    09-30 04:42 PM
    I like Obama's opinion and his enthusiam. I would support him financially and in fact campaign and vote for him.

    However, I am not sure if he understand the plight of Legal immigrants who have suffered for years with no relief in sight. We are law abiding people, but have to suffer tremendously. I am not sure if Obama is aware of our plight.

    I am afraid if Obama wins the election, our chances of getting the GC will diminish as the CIR will not get his support to benefit the EB immigrants.

    09-26 02:26 PM
    OBAMA is for lesser H1B but more EB GC. He prefers workers who are entering the US to have intention to stay permanently than temporarily because it helps the economy.

    That's the wisdom of Durbin amendment. Lesser H1B because you will get GC instead.

    Everyone say "H1b is not good we want more GC". Then the whole thing moves towards a new points based system and everyone will support it saying - this will ensure US will have best and brightest. What happens to us???? We will be ignored

    03-26 02:07 PM
    So my view is that inflation is a bigger problem that Ben B does not want to tackle in the near future(3-4 months). Well in times of inflation your savings/investment is better in real-estate than anything else. But definitely NOT cash.

    So although we might be near the bottom of real estate market, we can never guesstimate the bottom until it has passed. My advice is, negotiate hard(buyers market) and get into a deal now. As a safety net, you can ask for a long escrow(around 180 days). That way you can backout of the deal if things head south. You've only lost the deposit(subject to arbitration at least in California).

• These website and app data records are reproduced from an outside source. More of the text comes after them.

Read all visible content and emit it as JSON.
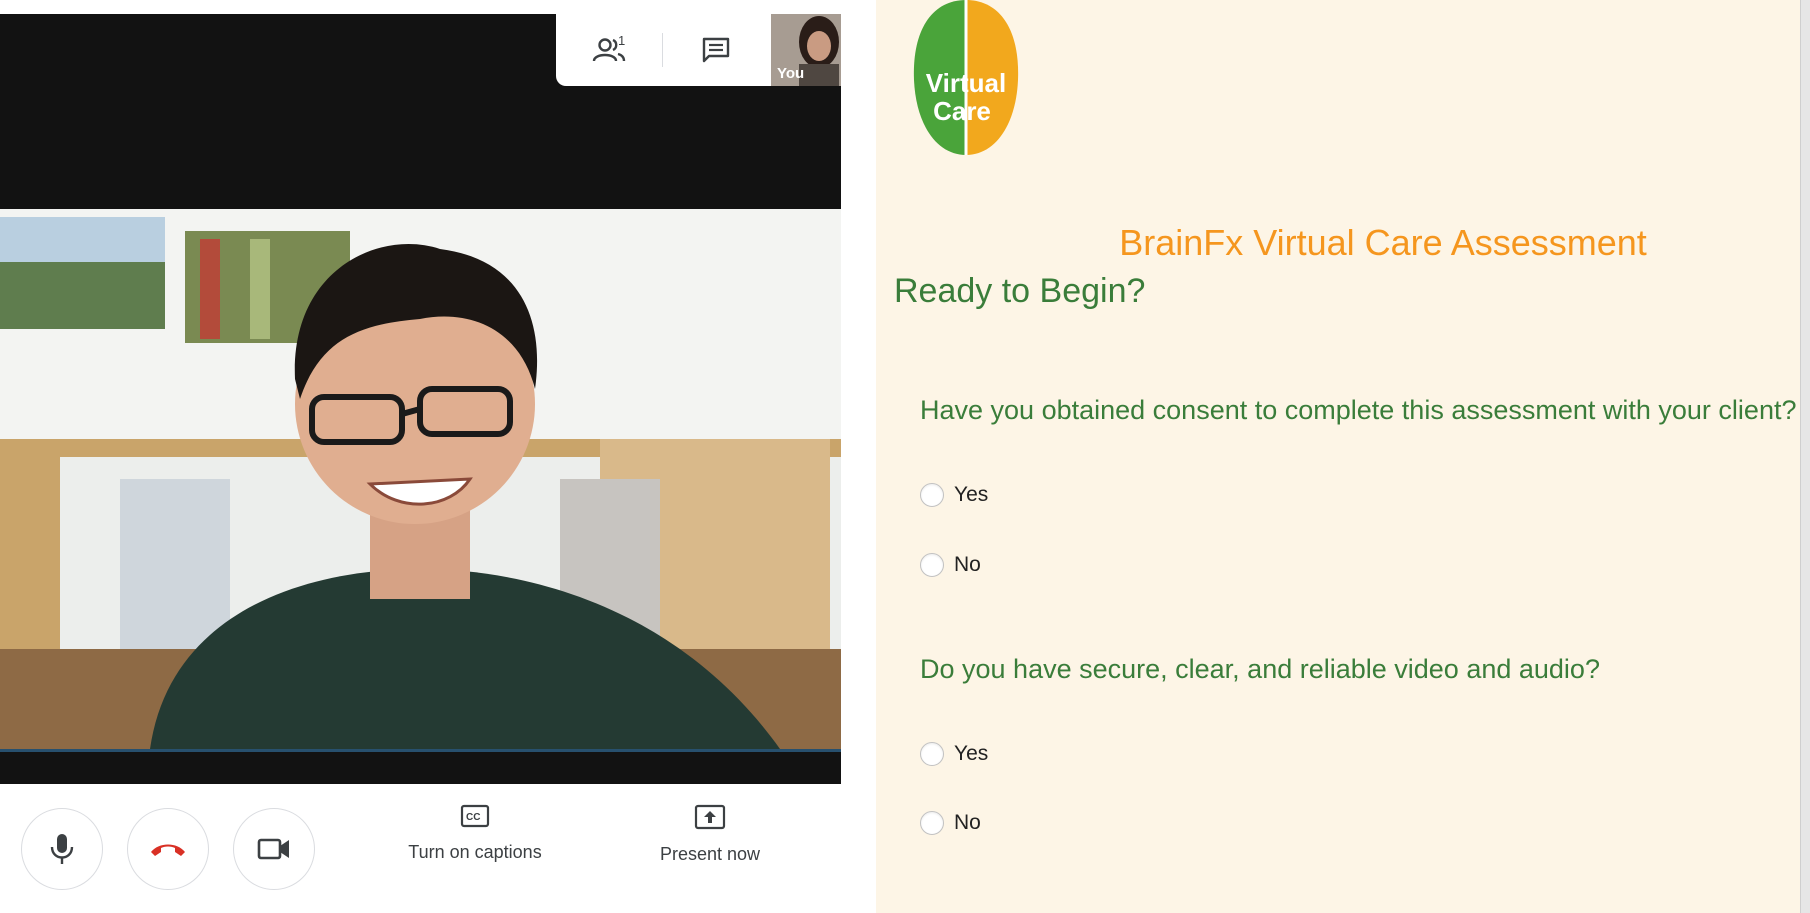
{
  "call": {
    "participants_count": "1",
    "self_label": "You",
    "controls": {
      "captions_label": "Turn on captions",
      "present_label": "Present now"
    }
  },
  "form": {
    "title": "BrainFx Virtual Care Assessment",
    "subtitle": "Ready to Begin?",
    "logo": {
      "line1": "Virtual",
      "line2": "Care"
    },
    "questions": [
      {
        "text": "Have you obtained consent to complete this assessment with your client?",
        "options": [
          "Yes",
          "No"
        ]
      },
      {
        "text": "Do you have secure, clear, and reliable video and audio?",
        "options": [
          "Yes",
          "No"
        ]
      }
    ]
  },
  "colors": {
    "title_orange": "#f5961e",
    "heading_green": "#3a7d3a",
    "form_background": "#fdf5e6",
    "hangup_red": "#d93025"
  }
}
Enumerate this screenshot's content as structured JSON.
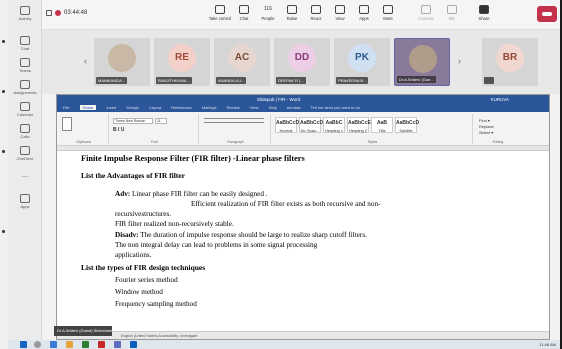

    Someone pointed out that Visa Status is a smaller issue, the big issue is if you can hold onto your investment for atleast 5 years, you are golden.
    5 years is too less (you have to hold it for around 10 yrs minimum). 2 years the prices may/will fall. 2 years it would be steady and maybe start increasing slowly after that. so if you buy a house (depends on area ....but broadly) ..a 100K investment in RE (And if we take the best case scenario) after 5 years would be worth 80, 000. if you take inflation in to account.
    in the end it is supply and demand -- supply is huge. where is the demand going to come from ?? immigration is tight and in the fast moving life -- people have fewer and fewer kids. if u want to be safe - cash is good (atleast principal is safe if you get around 4 percent return) is best to have diversified portfolio. many of my friends have put everything in RE and are worried now